FMLA Rights Cannot be Waived without Approval

August 1, 2005 ( - A US Department of Labor (DoL) regulation prevents employees from voluntarily waiving their rights under the federal Family and Medical Leave Act (FMLA) without approval from the DoL or a judge, an appeals court has ruled.

As a result of that finding, the US 4 th Circuit Court of Appeals reversed a decision by US District Judge Malcolm Howard of the US District Court for the Eastern District of North Carolina in the dispute between plaintiff Barbara Taylor and Progress Energy.

Appeals judges decided that Howard was wrong when he sided with Progress in ruling that Taylor could not proceed in her lawsuit demanding FMLA credit for time she took off from work to receive medical treatment because she had signed a waiver of her FMLA rights when Progress laid her off in 2001. Howard also ruled that a DoL regulation that “employees cannot waive, nor may employers induce employees to waive, their rights under the FMLA” made the Progress waiver she signed unenforceable.

“We disagree with the district court’s interpretation (of the DoL regulations),” wrote Circuit Judge M. Blane Michael for the appeals court. “The regulation’s plain language prohibits both the retrospective and prospective waiver or release of an employee’s FMLA rights.”

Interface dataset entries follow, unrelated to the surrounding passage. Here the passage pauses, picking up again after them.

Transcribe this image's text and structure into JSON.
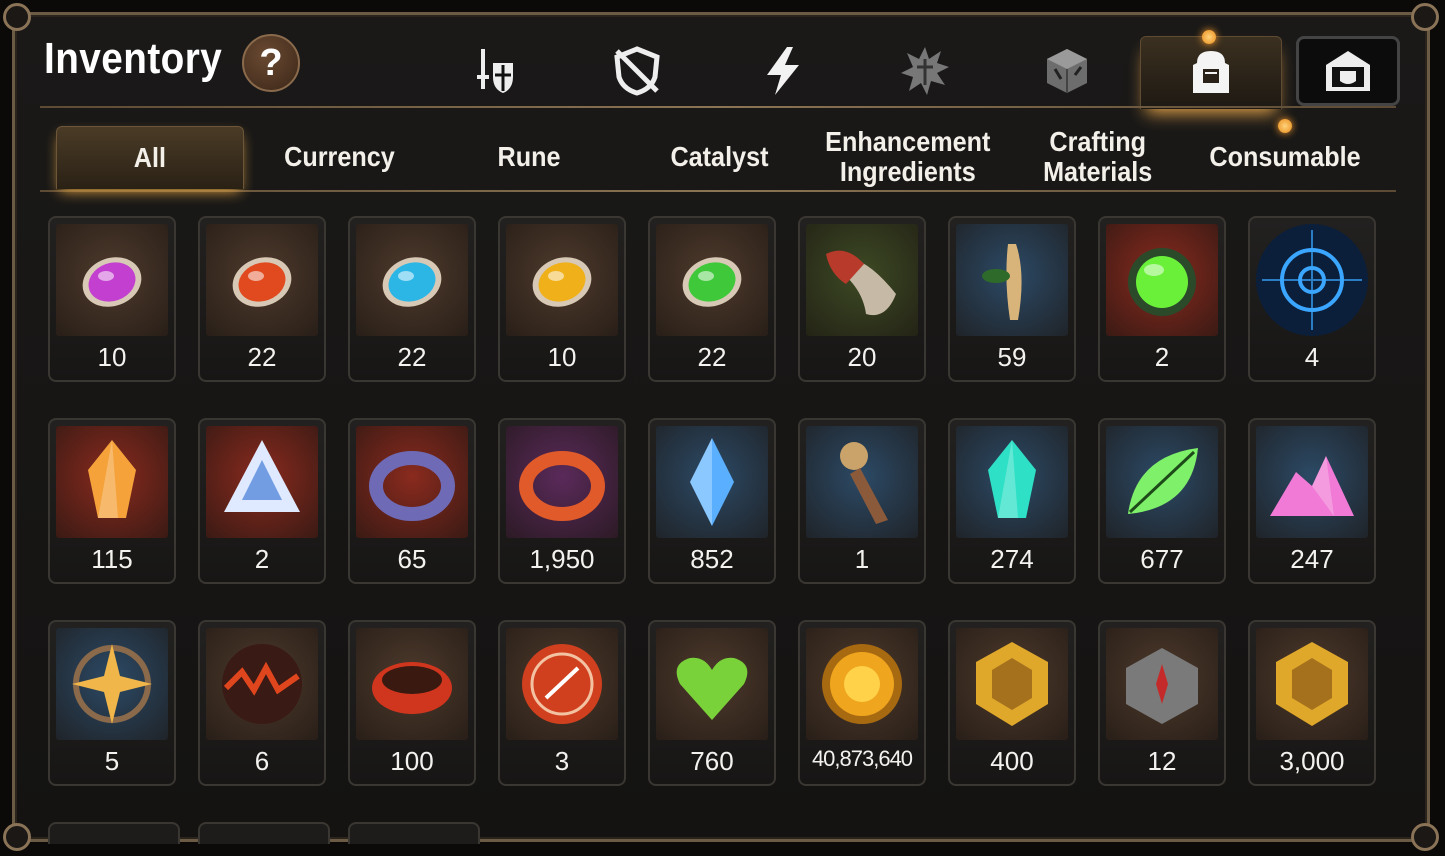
{
  "header": {
    "title": "Inventory",
    "help_label": "?"
  },
  "top_tabs": [
    {
      "name": "equipment-icon"
    },
    {
      "name": "crossed-shield-icon"
    },
    {
      "name": "lightning-icon"
    },
    {
      "name": "spiky-emblem-icon"
    },
    {
      "name": "cube-icon"
    },
    {
      "name": "bag-icon",
      "active": true
    },
    {
      "name": "shop-icon"
    }
  ],
  "sub_tabs": [
    {
      "label": "All",
      "active": true
    },
    {
      "label": "Currency"
    },
    {
      "label": "Rune"
    },
    {
      "label": "Catalyst"
    },
    {
      "label": "Enhancement\nIngredients"
    },
    {
      "label": "Crafting\nMaterials"
    },
    {
      "label": "Consumable",
      "notification": true
    }
  ],
  "items": [
    {
      "icon": "purple-rune-icon",
      "count": "10",
      "bg": "#4e3a2c",
      "color": "#c33fd0"
    },
    {
      "icon": "red-rune-icon",
      "count": "22",
      "bg": "#4e3a2c",
      "color": "#e04a1e"
    },
    {
      "icon": "blue-rune-icon",
      "count": "22",
      "bg": "#4e3a2c",
      "color": "#2bb6e6"
    },
    {
      "icon": "yellow-rune-icon",
      "count": "10",
      "bg": "#4e3a2c",
      "color": "#f0b01a"
    },
    {
      "icon": "green-rune-icon",
      "count": "22",
      "bg": "#4e3a2c",
      "color": "#3ec83a"
    },
    {
      "icon": "red-claw-icon",
      "count": "20",
      "bg": "#3d4a24",
      "color": "#b73a2a"
    },
    {
      "icon": "ginseng-root-icon",
      "count": "59",
      "bg": "#2c4a66",
      "color": "#d9b47a"
    },
    {
      "icon": "green-potion-icon",
      "count": "2",
      "bg": "#8a2a1e",
      "color": "#6bf03a"
    },
    {
      "icon": "blue-rune-circle-icon",
      "count": "4",
      "bg": "#0d2a4a",
      "color": "#3aa6ff"
    },
    {
      "icon": "orange-crystal-icon",
      "count": "115",
      "bg": "#8a2a1e",
      "color": "#f5a23a"
    },
    {
      "icon": "triangle-crystal-icon",
      "count": "2",
      "bg": "#8a2a1e",
      "color": "#dfe9ff"
    },
    {
      "icon": "bead-pendant-icon",
      "count": "65",
      "bg": "#8a2a1e",
      "color": "#6e6ab6"
    },
    {
      "icon": "flower-ring-icon",
      "count": "1,950",
      "bg": "#5a2a5a",
      "color": "#e05a2a"
    },
    {
      "icon": "blue-gem-icon",
      "count": "852",
      "bg": "#2c4a66",
      "color": "#5ab0ff"
    },
    {
      "icon": "compass-pendulum-icon",
      "count": "1",
      "bg": "#2c4a66",
      "color": "#c9a36a"
    },
    {
      "icon": "teal-crystal-icon",
      "count": "274",
      "bg": "#2c4a66",
      "color": "#2ee0c6"
    },
    {
      "icon": "green-leaf-icon",
      "count": "677",
      "bg": "#2c4a66",
      "color": "#7ef06a"
    },
    {
      "icon": "pink-crystal-pile-icon",
      "count": "247",
      "bg": "#2c4a66",
      "color": "#f07ad6"
    },
    {
      "icon": "star-amulet-icon",
      "count": "5",
      "bg": "#2c4a66",
      "color": "#f0b64a"
    },
    {
      "icon": "lava-orb-icon",
      "count": "6",
      "bg": "#4e3a2c",
      "color": "#e0461e"
    },
    {
      "icon": "red-bracelet-icon",
      "count": "100",
      "bg": "#4e3a2c",
      "color": "#d0351e"
    },
    {
      "icon": "seal-badge-icon",
      "count": "3",
      "bg": "#4e3a2c",
      "color": "#d0401e"
    },
    {
      "icon": "green-heart-icon",
      "count": "760",
      "bg": "#4e3a2c",
      "color": "#7ad23a"
    },
    {
      "icon": "gold-coin-icon",
      "count": "40,873,640",
      "bg": "#4e3a2c",
      "color": "#f0a51e"
    },
    {
      "icon": "gold-emblem-icon",
      "count": "400",
      "bg": "#4e3a2c",
      "color": "#e0a82a"
    },
    {
      "icon": "stone-compass-icon",
      "count": "12",
      "bg": "#4e3a2c",
      "color": "#7a7a7a"
    },
    {
      "icon": "fist-badge-icon",
      "count": "3,000",
      "bg": "#4e3a2c",
      "color": "#e0a82a"
    }
  ]
}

The appeals court ruling is  here .

More information about the FMLA is  here .